“Seventy Thousand Assyrians” | William Saroyan
An Armenian man is always on the lookout for fellow Armenians—a generous estimate says there are only two million in the world. He strikes up a conversation with a barber who is Assyrian.
“The Signing” by Stephen Dixon
The narrator’s wife dies at the hospital. He kisses her hand and leaves without handling any of the bureaucratic tasks. The hospital sends their security guard after him.
“The Altar of the Dead” by Henry James
George Stransom, fifty-five, commemorates the death of his fiancé at his private church altar. He eventually does the same for all his departed friends. Memories of the dead dominate his thoughts. He makes the acquaintance of a woman whom he has seen at his altar.
“The Tombstone” by Ray Bradbury
Walter and Leota need a room to rest after a long trip. A landlord takes them to a room that’s perfectly good except for one thing—there’s a tombstone in the middle of it. The previous tenant was a marble-cutter who left it behind after making a mistake. Leota is superstitious and doesn’t want to stay.
Read “The Tombstone” (PDF Pg. 40)
“The Lake” by Ray Bradbury
The narrator, Harold, remembers when his mother took him to the beach as a twelve-year-old before his family moved. She told him to stay away from the water. When he got out of sight, he went in. He had to look for someone. His young friend, Tally, had drowned there the year before.
Read “The Lake”
“A Natural History of the Dead” by Ernest Hemingway

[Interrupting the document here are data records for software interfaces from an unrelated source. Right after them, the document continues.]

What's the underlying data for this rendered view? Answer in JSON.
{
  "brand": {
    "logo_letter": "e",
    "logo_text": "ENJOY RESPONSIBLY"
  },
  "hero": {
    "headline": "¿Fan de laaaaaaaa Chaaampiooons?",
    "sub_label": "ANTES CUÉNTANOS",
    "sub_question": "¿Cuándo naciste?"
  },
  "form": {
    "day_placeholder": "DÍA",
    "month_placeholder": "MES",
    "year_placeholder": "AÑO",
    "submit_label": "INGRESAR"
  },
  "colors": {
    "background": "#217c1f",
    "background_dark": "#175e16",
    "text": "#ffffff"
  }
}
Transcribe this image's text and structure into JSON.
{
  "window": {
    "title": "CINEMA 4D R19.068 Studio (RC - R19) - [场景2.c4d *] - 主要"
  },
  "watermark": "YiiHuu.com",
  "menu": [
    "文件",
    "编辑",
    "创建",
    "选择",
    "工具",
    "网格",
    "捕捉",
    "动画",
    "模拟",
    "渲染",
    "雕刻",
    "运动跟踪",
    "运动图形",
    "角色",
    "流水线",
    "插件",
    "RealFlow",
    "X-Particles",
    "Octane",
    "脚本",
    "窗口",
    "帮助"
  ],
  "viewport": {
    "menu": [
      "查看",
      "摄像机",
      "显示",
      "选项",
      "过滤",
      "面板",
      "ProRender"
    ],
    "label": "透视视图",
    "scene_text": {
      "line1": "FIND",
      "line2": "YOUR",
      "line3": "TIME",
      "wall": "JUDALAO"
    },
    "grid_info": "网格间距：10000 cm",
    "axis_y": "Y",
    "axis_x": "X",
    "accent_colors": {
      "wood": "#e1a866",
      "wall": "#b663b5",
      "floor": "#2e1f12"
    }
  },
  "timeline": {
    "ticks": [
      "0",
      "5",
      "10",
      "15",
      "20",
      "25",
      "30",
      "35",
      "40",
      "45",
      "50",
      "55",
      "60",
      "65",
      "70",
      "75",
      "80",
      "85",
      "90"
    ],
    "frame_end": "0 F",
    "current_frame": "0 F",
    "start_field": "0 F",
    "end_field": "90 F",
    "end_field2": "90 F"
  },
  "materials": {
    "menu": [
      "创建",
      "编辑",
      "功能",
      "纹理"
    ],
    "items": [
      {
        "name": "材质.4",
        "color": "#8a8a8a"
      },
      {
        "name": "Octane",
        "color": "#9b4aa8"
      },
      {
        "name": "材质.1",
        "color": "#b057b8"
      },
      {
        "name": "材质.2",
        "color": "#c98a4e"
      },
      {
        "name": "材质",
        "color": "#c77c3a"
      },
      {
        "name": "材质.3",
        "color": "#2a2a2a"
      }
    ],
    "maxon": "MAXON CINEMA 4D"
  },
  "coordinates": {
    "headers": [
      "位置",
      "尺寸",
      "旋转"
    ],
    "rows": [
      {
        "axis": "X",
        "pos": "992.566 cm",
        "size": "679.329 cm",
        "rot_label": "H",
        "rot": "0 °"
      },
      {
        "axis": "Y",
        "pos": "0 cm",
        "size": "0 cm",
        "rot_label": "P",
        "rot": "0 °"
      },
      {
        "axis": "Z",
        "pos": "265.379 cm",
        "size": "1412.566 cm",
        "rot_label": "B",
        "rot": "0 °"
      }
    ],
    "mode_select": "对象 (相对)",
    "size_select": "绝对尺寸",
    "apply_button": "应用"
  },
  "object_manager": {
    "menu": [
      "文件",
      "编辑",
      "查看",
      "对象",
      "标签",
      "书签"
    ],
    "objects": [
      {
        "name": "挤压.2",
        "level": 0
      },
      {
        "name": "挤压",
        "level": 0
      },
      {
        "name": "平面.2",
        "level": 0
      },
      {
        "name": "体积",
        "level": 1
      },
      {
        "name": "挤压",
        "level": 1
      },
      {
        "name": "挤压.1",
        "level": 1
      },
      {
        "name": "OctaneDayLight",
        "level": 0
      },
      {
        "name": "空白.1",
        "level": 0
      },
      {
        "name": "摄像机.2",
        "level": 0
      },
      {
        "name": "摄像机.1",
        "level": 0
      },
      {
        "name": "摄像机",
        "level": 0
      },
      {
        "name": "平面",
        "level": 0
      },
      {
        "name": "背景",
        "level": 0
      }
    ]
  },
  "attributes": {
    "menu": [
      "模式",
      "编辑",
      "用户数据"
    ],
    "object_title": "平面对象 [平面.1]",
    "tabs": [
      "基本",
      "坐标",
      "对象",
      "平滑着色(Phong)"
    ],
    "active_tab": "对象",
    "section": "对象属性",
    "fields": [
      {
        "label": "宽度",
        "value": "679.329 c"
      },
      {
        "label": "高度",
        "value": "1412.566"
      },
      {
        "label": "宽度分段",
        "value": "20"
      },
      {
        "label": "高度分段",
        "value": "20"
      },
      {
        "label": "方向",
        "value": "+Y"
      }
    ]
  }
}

The narrator furnishes the reader with some facts about the war-dead. He talks about the preponderance of male casualties, the fate of mules, the decomposition of bodies, how people die, and other related things.
“Death of a Traveling Salesman” by Eudora Welty
R. J. Bowman, a traveling salesman for a shoe company, is back on the road after a bout of influenza. He’s still not feeling well. He’s also lost. He eventually drives to the edge of a ravine and can’t prevent his car from going over the edge. He gets out before it rolls down the bank. He starts heading for a house on a hill.
“There Was an Old Woman” by Ray Bradbury
A tall, dark gentleman is visiting Aunt Tildy. He came in without even knocking first, along with four other men and a large wicker basket. She remembers seeing that kind of basket years ago when Mrs. Dwyer died. The visitor wants Aunt Tildy to rest, but she wants to get back to her work.
Read “There Was an Old Woman” (PDF Pg 114)
“Doc Mellhorn and the Pearly Gates” by Stephen Vincent Benét
When Doc Mellhorn dies, he’s surprised to find himself on the road again. He had served as a country doctor for about forty years, and many were alive because of him. People from all around came to his funeral. That’s when things got strange for Doc Mellhorn. He found himself driving his first car, a Model T, on a long road. Things felt a bit different.